The Sage-King Mindset

I wrote a column a ways back that infuriated a lot of Asians out there. Friends here in Sichuan said I had gone over the top and I apologized for what I thought was a pretty poor attempt to explain stereotypes in China.

I have thought about that column for a while now and I have come up with the key:

Chinese and Americans are the same.

Now people all over the world are the same from the get-go, but historical developments, geography, neighbors and so on bring out those juicy differences.

What makes Chinese and Americans so uniquely similar?

The answer: A special blend of two types of people, arrogant and ignorant and arrogant and educated.

This special combination allows for the creation of stereotypes that not only pigeonhole other people, but make them inferior in some way or another. At most equal. All cultures do this: the Germans make fun of the Poles, the English of the Irish, Indians of Bengalis and so on.

What both China and the U.S. have going on is a population of arrogant and educated elite that are able to solidify these stereotypes through their own actions and words. The scope and power of the elite depend on their continuing success, the more they succeed, the more arrogant the ignorant become. It’s a positive feedback chain of mutual backslapping and vicarious pride that is essential for the creation of a superpower mindset.

Now China and America are at different stages of superpowerdom, so the U.S. expresses its arrogance and perceived superiority by running around invading countries and setting up governments.
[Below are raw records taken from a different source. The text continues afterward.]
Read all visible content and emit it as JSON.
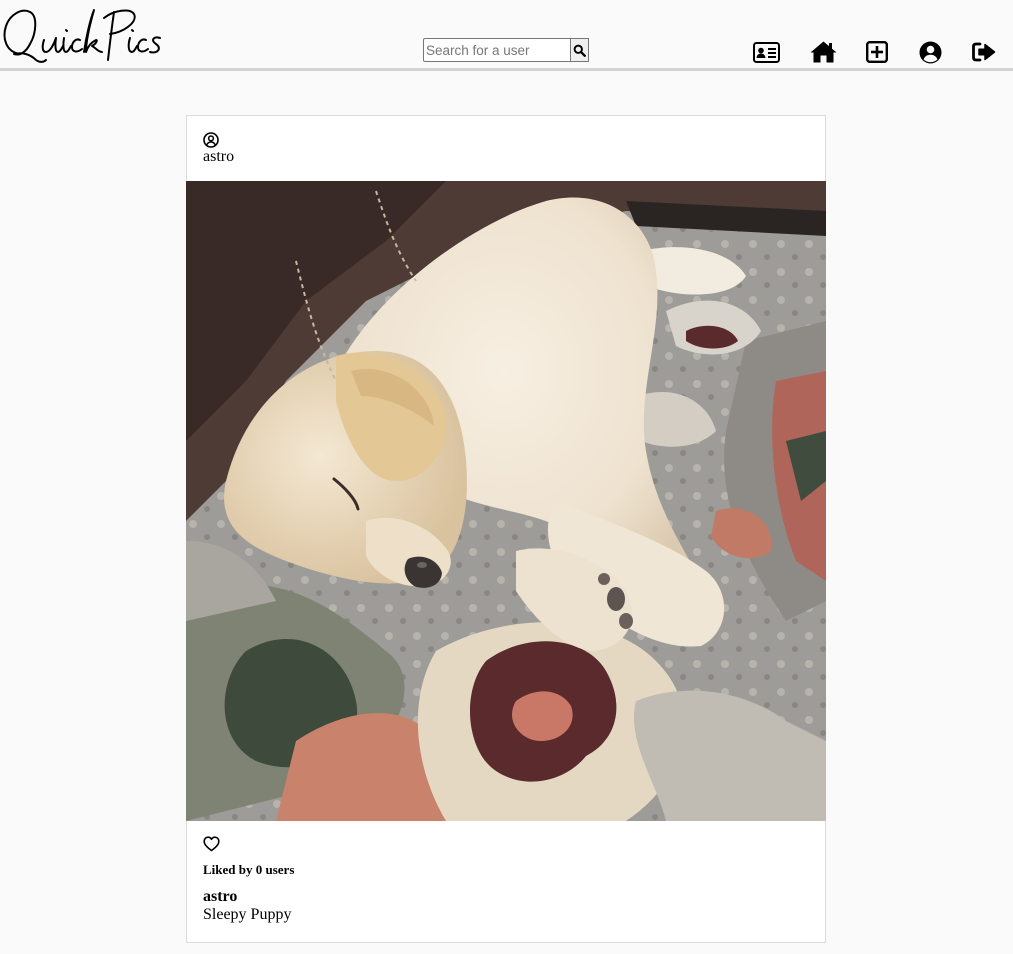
{
  "brand": {
    "logo_text": "Quick Pics"
  },
  "search": {
    "placeholder": "Search for a user",
    "button_icon": "search-icon"
  },
  "nav": {
    "icons": [
      "profile-card-icon",
      "home-icon",
      "add-post-icon",
      "account-icon",
      "logout-icon"
    ]
  },
  "post": {
    "author": "astro",
    "image_alt": "Sleepy Puppy",
    "likes_text": "Liked by 0 users",
    "caption_user": "astro",
    "caption": "Sleepy Puppy"
  },
  "colors": {
    "background": "#fafafa",
    "card": "#ffffff",
    "border": "#dbdbdb",
    "header_rule": "#d3d3d3",
    "icon": "#000000"
  }
}
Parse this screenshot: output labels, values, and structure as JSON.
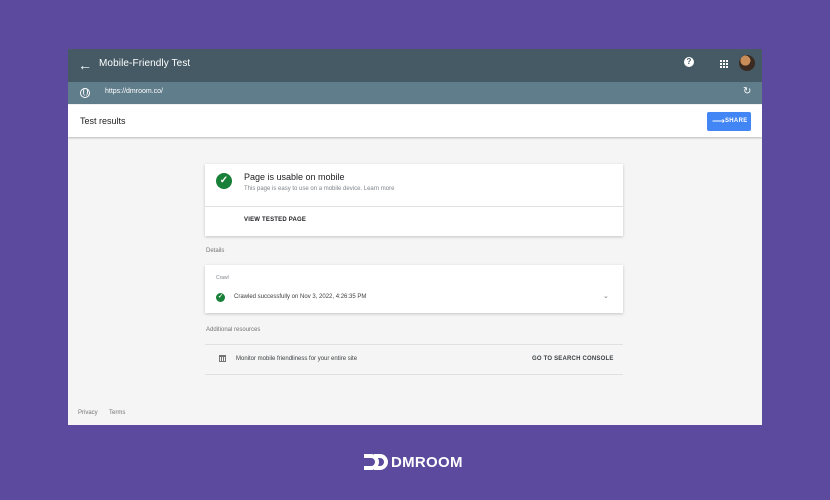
{
  "app": {
    "title": "Mobile-Friendly Test",
    "back_icon": "arrow-back-icon",
    "help_icon": "help-icon",
    "apps_icon": "apps-grid-icon"
  },
  "url_bar": {
    "url": "https://dmroom.co/",
    "globe_icon": "globe-icon",
    "reload_icon": "reload-icon"
  },
  "results_bar": {
    "label": "Test results",
    "share_label": "SHARE"
  },
  "result_card": {
    "heading": "Page is usable on mobile",
    "subtext": "This page is easy to use on a mobile device. Learn more",
    "link": "VIEW TESTED PAGE",
    "status_color": "#188038"
  },
  "details": {
    "section_title": "Details",
    "crawl_label": "Crawl",
    "crawl_status": "Crawled successfully on Nov 3, 2022, 4:26:35 PM"
  },
  "resources": {
    "section_title": "Additional resources",
    "message": "Monitor mobile friendliness for your entire site",
    "action": "GO TO SEARCH CONSOLE"
  },
  "footer": {
    "privacy": "Privacy",
    "terms": "Terms"
  },
  "brand": {
    "name": "DMROOM",
    "accent": "#5b4a9e"
  }
}
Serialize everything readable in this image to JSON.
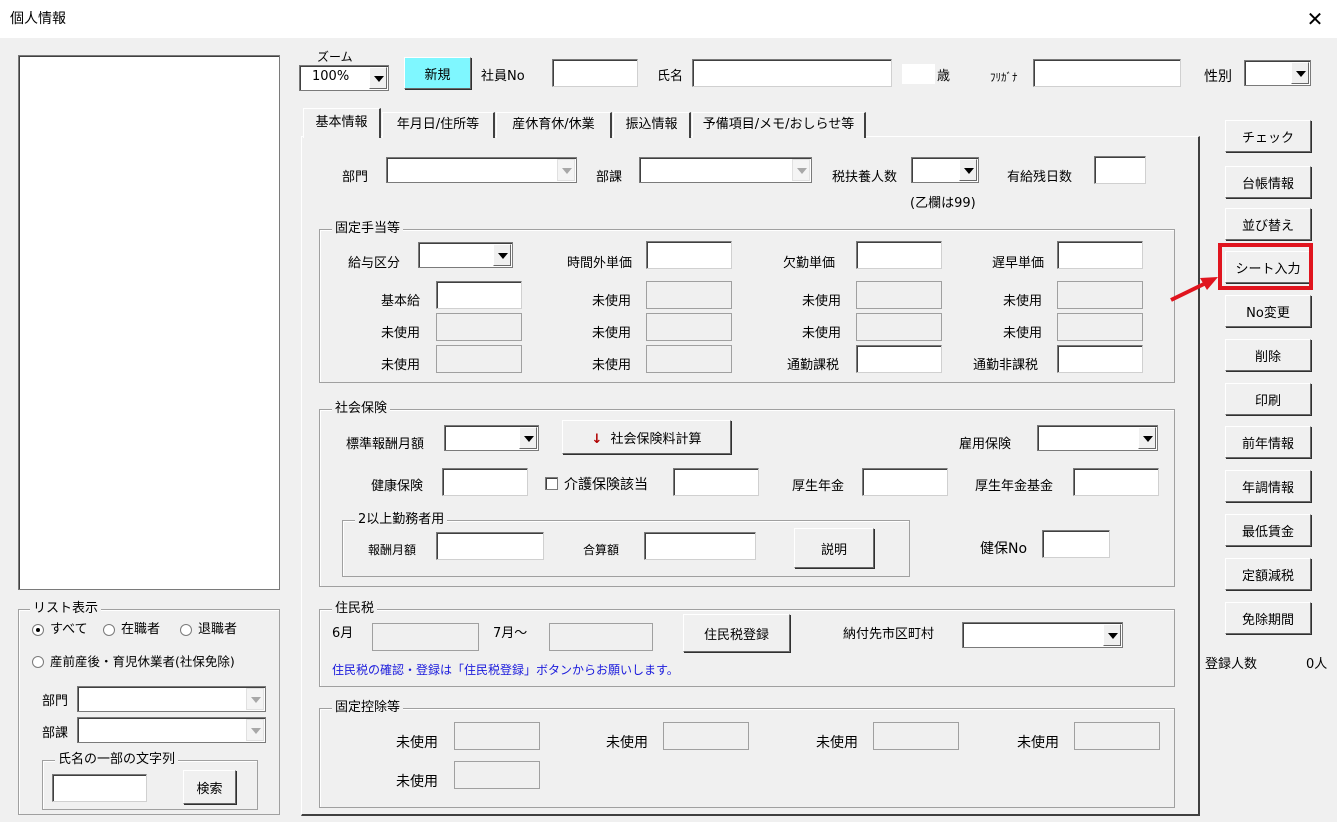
{
  "window": {
    "title": "個人情報",
    "close_icon": "close-icon"
  },
  "header": {
    "zoom_label": "ズーム",
    "zoom_value": "100%",
    "new_button": "新規",
    "employee_no_label": "社員No",
    "name_label": "氏名",
    "age_unit": "歳",
    "furigana_label": "ﾌﾘｶﾞﾅ",
    "gender_label": "性別"
  },
  "tabs": [
    {
      "label": "基本情報"
    },
    {
      "label": "年月日/住所等"
    },
    {
      "label": "産休育休/休業"
    },
    {
      "label": "振込情報"
    },
    {
      "label": "予備項目/メモ/おしらせ等"
    }
  ],
  "basic": {
    "dept_label": "部門",
    "section_label": "部課",
    "dependents_label": "税扶養人数",
    "dependents_note": "(乙欄は99)",
    "paid_leave_label": "有給残日数"
  },
  "fixed_allowance": {
    "title": "固定手当等",
    "pay_type_label": "給与区分",
    "overtime_rate_label": "時間外単価",
    "absence_rate_label": "欠勤単価",
    "late_rate_label": "遅早単価",
    "base_pay_label": "基本給",
    "unused_label": "未使用",
    "commute_taxable_label": "通勤課税",
    "commute_nontaxable_label": "通勤非課税"
  },
  "social_insurance": {
    "title": "社会保険",
    "standard_monthly_label": "標準報酬月額",
    "calc_button": "社会保険料計算",
    "employment_ins_label": "雇用保険",
    "health_ins_label": "健康保険",
    "care_ins_label": "介護保険該当",
    "pension_label": "厚生年金",
    "pension_fund_label": "厚生年金基金",
    "multi_employ_title": "2以上勤務者用",
    "monthly_pay_label": "報酬月額",
    "total_label": "合算額",
    "explain_button": "説明",
    "health_no_label": "健保No"
  },
  "resident_tax": {
    "title": "住民税",
    "june_label": "6月",
    "july_label": "7月～",
    "register_button": "住民税登録",
    "municipality_label": "納付先市区町村",
    "note": "住民税の確認・登録は「住民税登録」ボタンからお願いします。"
  },
  "fixed_deduction": {
    "title": "固定控除等",
    "unused_label": "未使用"
  },
  "list_display": {
    "title": "リスト表示",
    "all": "すべて",
    "employed": "在職者",
    "retired": "退職者",
    "leave": "産前産後・育児休業者(社保免除)",
    "dept_label": "部門",
    "section_label": "部課",
    "name_search_title": "氏名の一部の文字列",
    "search_button": "検索"
  },
  "side_buttons": [
    {
      "label": "チェック"
    },
    {
      "label": "台帳情報"
    },
    {
      "label": "並び替え"
    },
    {
      "label": "シート入力"
    },
    {
      "label": "No変更"
    },
    {
      "label": "削除"
    },
    {
      "label": "印刷"
    },
    {
      "label": "前年情報"
    },
    {
      "label": "年調情報"
    },
    {
      "label": "最低賃金"
    },
    {
      "label": "定額減税"
    },
    {
      "label": "免除期間"
    }
  ],
  "registered": {
    "label": "登録人数",
    "value": "0人"
  },
  "colors": {
    "new_button_bg": "#7ff7ff",
    "highlight": "#e0141e",
    "note_text": "#1a1adc"
  }
}
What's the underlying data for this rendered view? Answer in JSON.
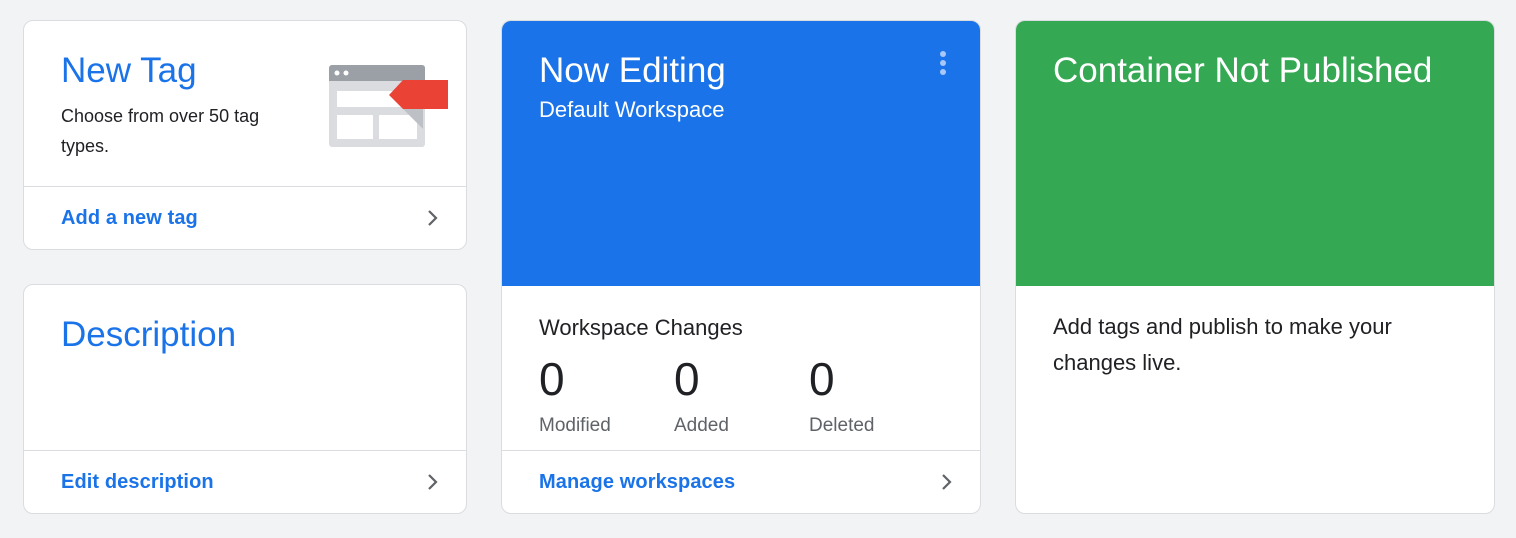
{
  "new_tag_card": {
    "title": "New Tag",
    "description": "Choose from over 50 tag types.",
    "link_label": "Add a new tag",
    "illustration_icon": "tag-types-illustration-icon"
  },
  "description_card": {
    "title": "Description",
    "link_label": "Edit description"
  },
  "workspace_card": {
    "title": "Now Editing",
    "workspace_name": "Default Workspace",
    "menu_icon": "more-vert-icon",
    "changes_title": "Workspace Changes",
    "stats": [
      {
        "value": "0",
        "label": "Modified"
      },
      {
        "value": "0",
        "label": "Added"
      },
      {
        "value": "0",
        "label": "Deleted"
      }
    ],
    "link_label": "Manage workspaces"
  },
  "publish_card": {
    "title": "Container Not Published",
    "description": "Add tags and publish to make your changes live."
  },
  "colors": {
    "background": "#f1f3f4",
    "link_blue": "#1a73e8",
    "workspace_blue": "#1a73e8",
    "publish_green": "#34a853",
    "tag_red": "#ea4335"
  }
}
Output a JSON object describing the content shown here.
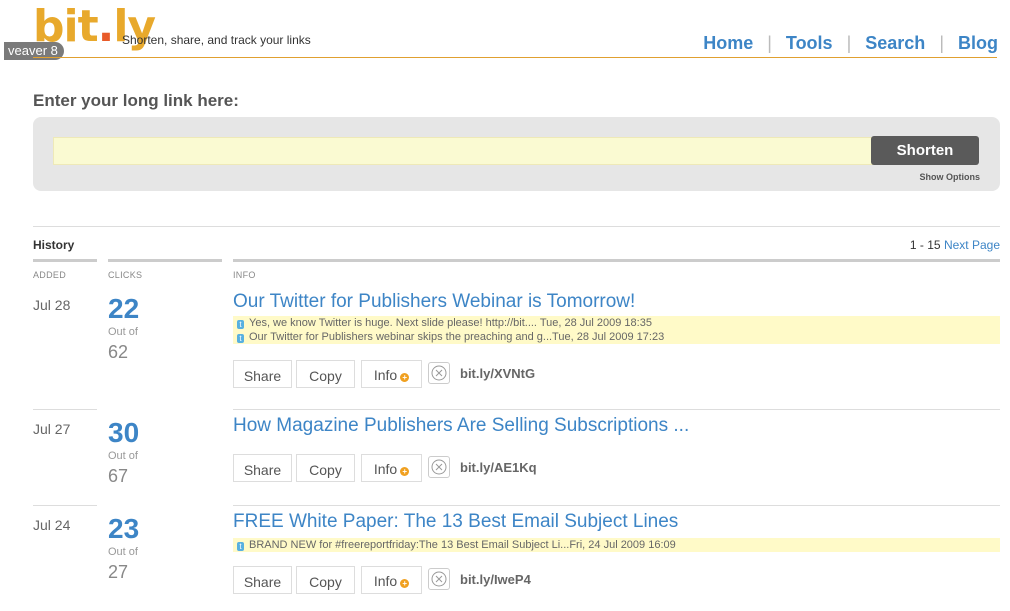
{
  "header": {
    "logo": "bit.ly",
    "badge": "veaver 8",
    "tagline": "Shorten, share, and track your links",
    "nav": [
      "Home",
      "Tools",
      "Search",
      "Blog"
    ]
  },
  "shorten": {
    "label": "Enter your long link here:",
    "input_value": "",
    "button": "Shorten",
    "options": "Show Options"
  },
  "history": {
    "title": "History",
    "range": "1 - 15",
    "next": "Next Page",
    "columns": [
      "ADDED",
      "CLICKS",
      "INFO"
    ],
    "rows": [
      {
        "date": "Jul 28",
        "clicks": "22",
        "out_of": "Out of",
        "total": "62",
        "title": "Our Twitter for Publishers Webinar is Tomorrow!",
        "tweets": [
          "Yes, we know Twitter is huge. Next slide please! http://bit.... Tue, 28 Jul 2009 18:35",
          "Our Twitter for Publishers webinar skips the preaching and g...Tue, 28 Jul 2009 17:23"
        ],
        "share": "Share",
        "copy": "Copy",
        "info": "Info",
        "short_url": "bit.ly/XVNtG"
      },
      {
        "date": "Jul 27",
        "clicks": "30",
        "out_of": "Out of",
        "total": "67",
        "title": "How Magazine Publishers Are Selling Subscriptions ...",
        "tweets": [],
        "share": "Share",
        "copy": "Copy",
        "info": "Info",
        "short_url": "bit.ly/AE1Kq"
      },
      {
        "date": "Jul 24",
        "clicks": "23",
        "out_of": "Out of",
        "total": "27",
        "title": "FREE White Paper: The 13 Best Email Subject Lines",
        "tweets": [
          "BRAND NEW for #freereportfriday:The 13 Best Email Subject Li...Fri, 24 Jul 2009 16:09"
        ],
        "share": "Share",
        "copy": "Copy",
        "info": "Info",
        "short_url": "bit.ly/IweP4"
      }
    ]
  }
}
China is still sitting back and preening itself, acting as if superpower status is not a goal at all. China expects the mantle to be handed to them sometime in the future. The U.S. is scrambling around with the crown like the guy who has the ball in Smear the Queer.

Despite this difference in superpower maturity, certain strange coincidences pop up. Such as the stupid questions Americans and Chinese ask people from other countries:

“So ya’ll eat rotten cheese, right?”

“Can you people use chopsticks?”

Or the need to co-opt ideas:

“Ah yes, we Chinese were the first to …”

“Oh yeah, that’s American innovation for ya …”

Or the inability to admit when one is wrong:

“But you Westerners have very poor human rights records. And you were Imperialists!”

“They hate us because we’re free.”

I am arguing here that the superpower mindset is a mixture of chemicals in the brain that can be replicated and, unfortunately, has been replicated since the dawn of Rule. That we are unable to locate the elusive combination of chemicals that creates a sage-king mindset is just as unfortunate.